Problem requirements >>
The lines needed are those below that contain the word "text"; copy each one.

──────── Records shown

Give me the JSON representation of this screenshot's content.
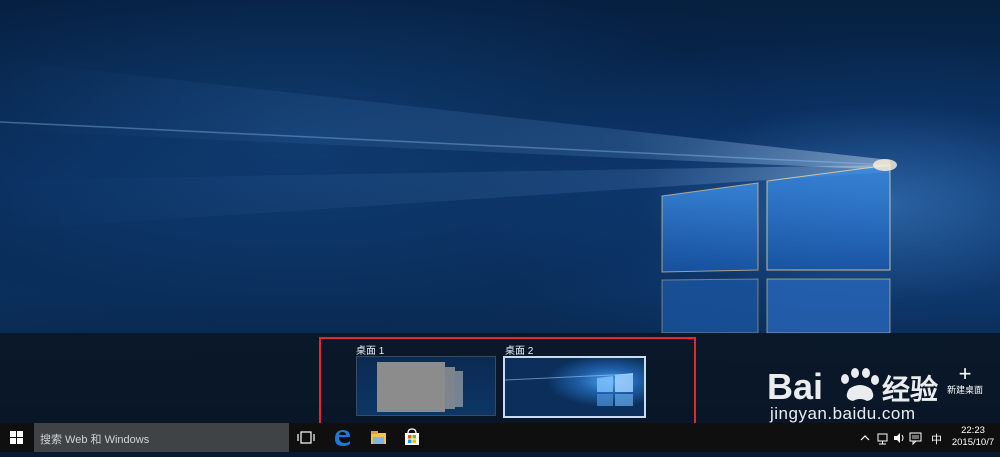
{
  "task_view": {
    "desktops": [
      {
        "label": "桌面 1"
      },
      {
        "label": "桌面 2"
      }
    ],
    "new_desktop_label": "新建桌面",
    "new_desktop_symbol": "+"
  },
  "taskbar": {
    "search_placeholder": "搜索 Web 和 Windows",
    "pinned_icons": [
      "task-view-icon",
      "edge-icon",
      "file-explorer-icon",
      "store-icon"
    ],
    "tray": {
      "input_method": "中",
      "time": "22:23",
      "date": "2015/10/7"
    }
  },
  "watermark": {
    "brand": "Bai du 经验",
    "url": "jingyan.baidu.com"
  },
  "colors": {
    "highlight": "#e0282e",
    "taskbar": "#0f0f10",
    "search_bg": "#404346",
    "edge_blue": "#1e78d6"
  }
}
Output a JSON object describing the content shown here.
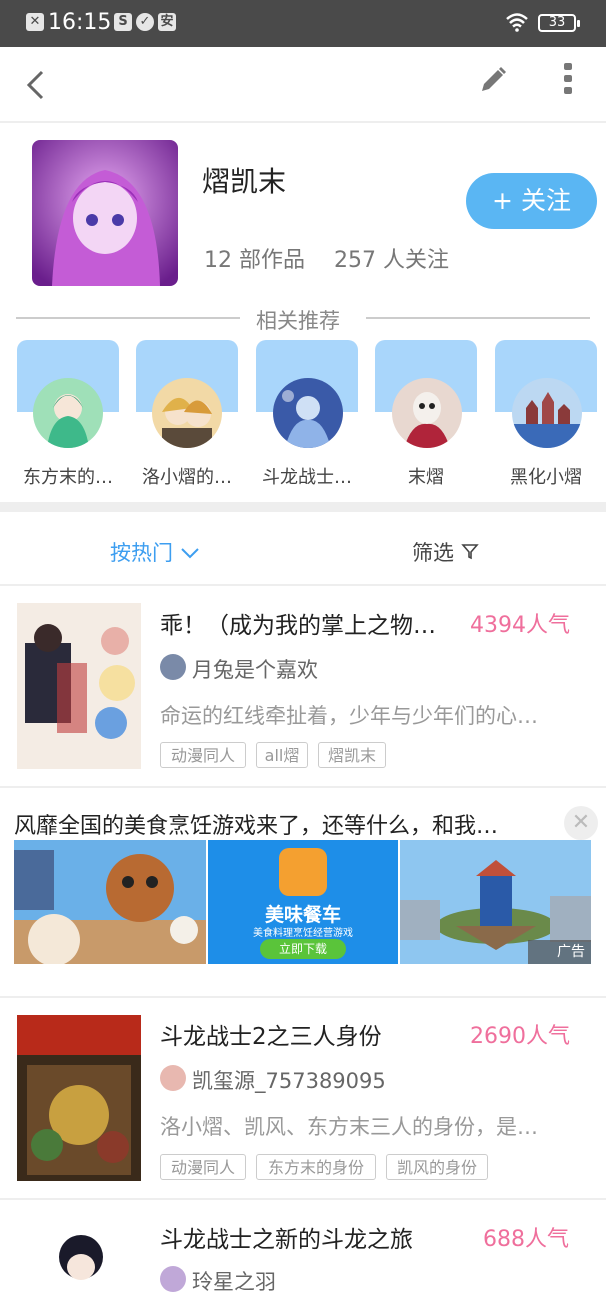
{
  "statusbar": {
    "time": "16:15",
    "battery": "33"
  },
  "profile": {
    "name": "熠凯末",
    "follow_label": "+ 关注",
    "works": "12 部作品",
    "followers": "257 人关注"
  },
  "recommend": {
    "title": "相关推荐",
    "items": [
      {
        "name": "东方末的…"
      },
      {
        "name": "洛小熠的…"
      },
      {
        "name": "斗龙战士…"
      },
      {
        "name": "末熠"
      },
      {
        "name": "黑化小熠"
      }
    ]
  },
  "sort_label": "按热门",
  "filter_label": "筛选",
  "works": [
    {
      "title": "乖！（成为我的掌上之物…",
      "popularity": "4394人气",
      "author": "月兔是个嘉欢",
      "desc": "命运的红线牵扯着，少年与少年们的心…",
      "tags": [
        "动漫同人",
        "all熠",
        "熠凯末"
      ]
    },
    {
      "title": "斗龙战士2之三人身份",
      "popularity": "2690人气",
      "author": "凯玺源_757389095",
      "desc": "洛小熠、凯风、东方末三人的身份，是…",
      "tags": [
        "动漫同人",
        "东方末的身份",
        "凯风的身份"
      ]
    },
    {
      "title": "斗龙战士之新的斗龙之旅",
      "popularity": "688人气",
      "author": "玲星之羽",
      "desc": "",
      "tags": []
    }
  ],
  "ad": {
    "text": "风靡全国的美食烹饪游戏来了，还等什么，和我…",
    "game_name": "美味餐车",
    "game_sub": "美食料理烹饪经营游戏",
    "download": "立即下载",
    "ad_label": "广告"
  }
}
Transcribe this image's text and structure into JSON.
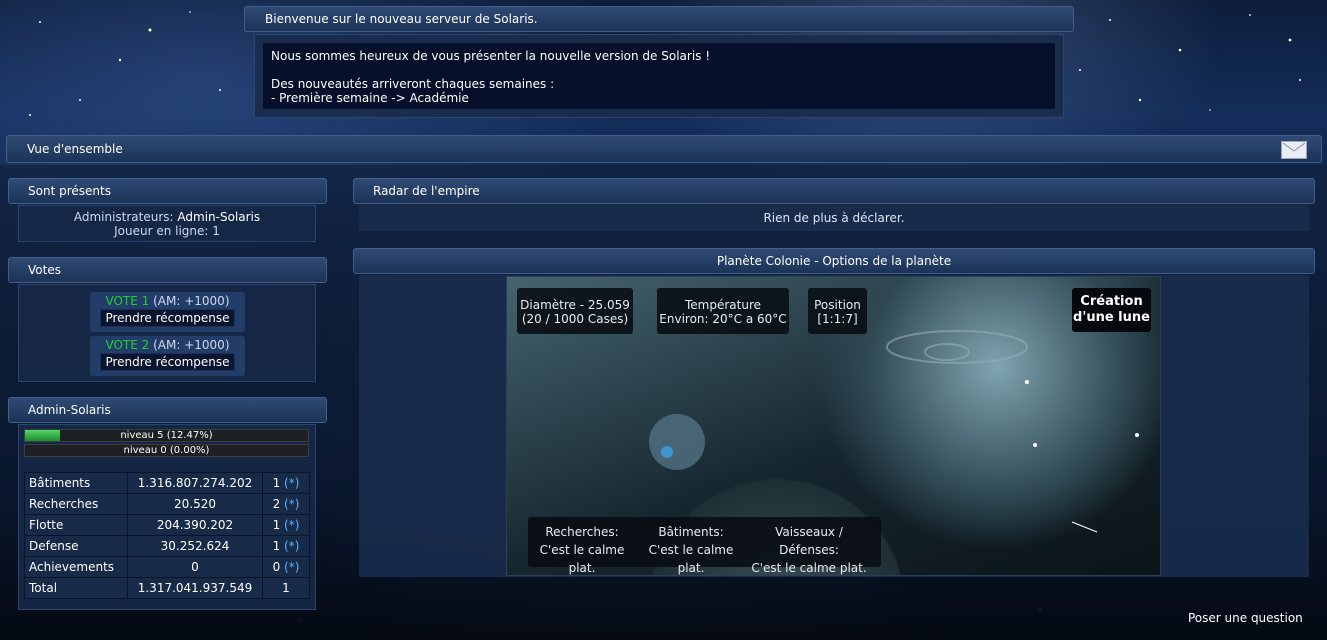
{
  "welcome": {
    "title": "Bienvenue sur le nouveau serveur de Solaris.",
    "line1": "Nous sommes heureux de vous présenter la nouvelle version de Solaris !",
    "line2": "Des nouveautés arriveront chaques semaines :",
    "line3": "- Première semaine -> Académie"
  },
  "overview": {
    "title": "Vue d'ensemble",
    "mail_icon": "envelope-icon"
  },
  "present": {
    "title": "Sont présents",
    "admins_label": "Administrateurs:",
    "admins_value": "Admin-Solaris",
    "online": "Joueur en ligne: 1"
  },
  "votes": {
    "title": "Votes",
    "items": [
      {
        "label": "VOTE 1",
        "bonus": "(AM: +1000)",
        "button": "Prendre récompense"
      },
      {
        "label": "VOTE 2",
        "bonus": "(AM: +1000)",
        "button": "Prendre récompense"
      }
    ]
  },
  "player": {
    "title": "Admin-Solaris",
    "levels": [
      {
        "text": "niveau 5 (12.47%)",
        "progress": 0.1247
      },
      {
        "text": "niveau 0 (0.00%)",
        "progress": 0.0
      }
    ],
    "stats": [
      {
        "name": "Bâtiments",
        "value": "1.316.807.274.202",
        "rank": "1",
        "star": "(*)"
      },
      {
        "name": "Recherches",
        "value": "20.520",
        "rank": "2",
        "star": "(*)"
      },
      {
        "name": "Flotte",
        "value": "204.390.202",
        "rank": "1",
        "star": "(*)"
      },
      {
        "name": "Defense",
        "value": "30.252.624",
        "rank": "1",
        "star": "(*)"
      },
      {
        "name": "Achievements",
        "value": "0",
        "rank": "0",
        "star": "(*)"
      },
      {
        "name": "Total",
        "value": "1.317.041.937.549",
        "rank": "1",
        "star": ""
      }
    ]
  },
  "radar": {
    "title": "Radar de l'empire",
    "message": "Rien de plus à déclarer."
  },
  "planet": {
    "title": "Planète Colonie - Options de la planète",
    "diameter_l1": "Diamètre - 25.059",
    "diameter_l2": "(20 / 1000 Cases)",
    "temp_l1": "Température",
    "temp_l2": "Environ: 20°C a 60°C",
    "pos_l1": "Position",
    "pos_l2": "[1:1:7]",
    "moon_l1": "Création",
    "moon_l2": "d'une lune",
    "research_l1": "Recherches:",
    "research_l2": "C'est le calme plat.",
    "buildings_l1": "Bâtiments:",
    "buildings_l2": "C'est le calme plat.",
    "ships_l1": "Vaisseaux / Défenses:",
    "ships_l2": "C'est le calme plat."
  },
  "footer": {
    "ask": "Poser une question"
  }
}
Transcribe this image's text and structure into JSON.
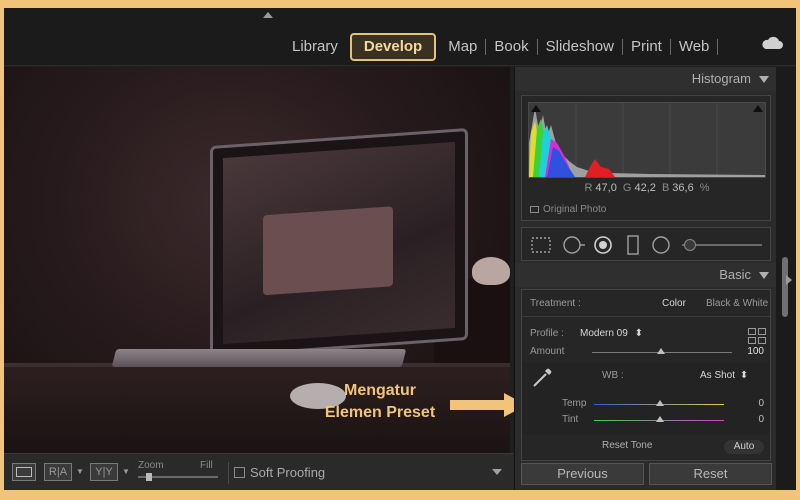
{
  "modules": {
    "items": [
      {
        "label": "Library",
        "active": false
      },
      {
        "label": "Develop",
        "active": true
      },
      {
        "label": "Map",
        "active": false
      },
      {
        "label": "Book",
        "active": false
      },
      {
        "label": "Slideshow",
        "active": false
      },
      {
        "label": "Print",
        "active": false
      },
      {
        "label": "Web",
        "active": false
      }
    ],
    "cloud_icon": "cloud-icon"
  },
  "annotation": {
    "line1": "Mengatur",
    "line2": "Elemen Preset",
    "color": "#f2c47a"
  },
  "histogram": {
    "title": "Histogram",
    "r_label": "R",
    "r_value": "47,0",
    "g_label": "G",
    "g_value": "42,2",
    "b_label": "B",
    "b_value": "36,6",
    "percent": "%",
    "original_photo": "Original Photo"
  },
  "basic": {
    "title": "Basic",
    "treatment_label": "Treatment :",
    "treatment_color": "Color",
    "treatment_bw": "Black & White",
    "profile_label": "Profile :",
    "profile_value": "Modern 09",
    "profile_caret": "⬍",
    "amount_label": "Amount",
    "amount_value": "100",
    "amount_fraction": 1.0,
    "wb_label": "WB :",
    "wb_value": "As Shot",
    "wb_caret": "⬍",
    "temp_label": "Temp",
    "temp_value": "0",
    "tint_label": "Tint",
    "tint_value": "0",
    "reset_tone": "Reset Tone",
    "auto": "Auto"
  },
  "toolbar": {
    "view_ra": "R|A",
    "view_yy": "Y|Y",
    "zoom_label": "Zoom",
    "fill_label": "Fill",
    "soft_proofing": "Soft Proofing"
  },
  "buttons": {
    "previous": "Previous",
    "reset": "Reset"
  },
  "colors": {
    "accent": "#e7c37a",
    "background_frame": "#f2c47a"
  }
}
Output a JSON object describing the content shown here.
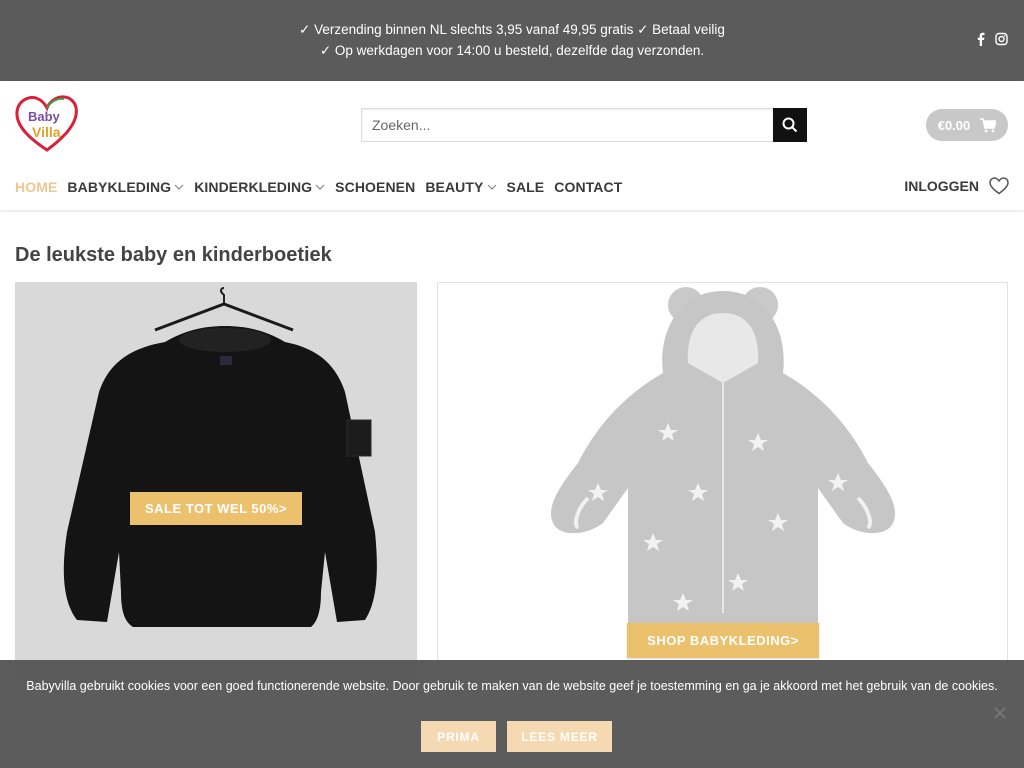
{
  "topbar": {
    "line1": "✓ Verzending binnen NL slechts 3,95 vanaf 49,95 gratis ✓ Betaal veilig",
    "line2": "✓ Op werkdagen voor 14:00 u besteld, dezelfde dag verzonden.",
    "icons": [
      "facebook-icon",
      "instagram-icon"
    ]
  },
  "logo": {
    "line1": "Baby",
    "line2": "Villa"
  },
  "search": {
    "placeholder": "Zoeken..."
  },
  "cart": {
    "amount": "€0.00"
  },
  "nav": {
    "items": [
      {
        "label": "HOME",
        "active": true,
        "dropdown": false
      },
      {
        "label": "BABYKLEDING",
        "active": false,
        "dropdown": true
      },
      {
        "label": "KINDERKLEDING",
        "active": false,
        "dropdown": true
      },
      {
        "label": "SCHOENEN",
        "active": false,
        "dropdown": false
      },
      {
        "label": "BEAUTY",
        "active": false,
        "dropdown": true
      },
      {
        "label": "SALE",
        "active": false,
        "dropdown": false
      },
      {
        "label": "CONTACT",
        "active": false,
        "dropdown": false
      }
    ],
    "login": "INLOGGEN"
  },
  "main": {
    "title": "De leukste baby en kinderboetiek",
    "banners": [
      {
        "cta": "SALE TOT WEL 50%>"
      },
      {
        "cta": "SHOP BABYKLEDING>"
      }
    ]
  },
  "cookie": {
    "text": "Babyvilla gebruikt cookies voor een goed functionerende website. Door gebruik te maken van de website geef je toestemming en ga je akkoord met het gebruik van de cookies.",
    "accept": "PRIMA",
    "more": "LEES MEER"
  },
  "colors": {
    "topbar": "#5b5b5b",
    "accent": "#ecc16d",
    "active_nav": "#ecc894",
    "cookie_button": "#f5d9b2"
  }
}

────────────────

Task response >>
    "text": "风靡全国的美食烹饪游戏来了，还等什么，和我…",
Transcribe this image's text and structure into JSON.
        "text": "niveau 5 (12.47%)",
        "text": "niveau 0 (0.00%)",
Transcribe this image's text and structure into JSON.
    "text": "Babyvilla gebruikt cookies voor een goed functionerende website. Door gebruik te maken van de website geef je toestemming en ga je akkoord met het gebruik van de cookies.",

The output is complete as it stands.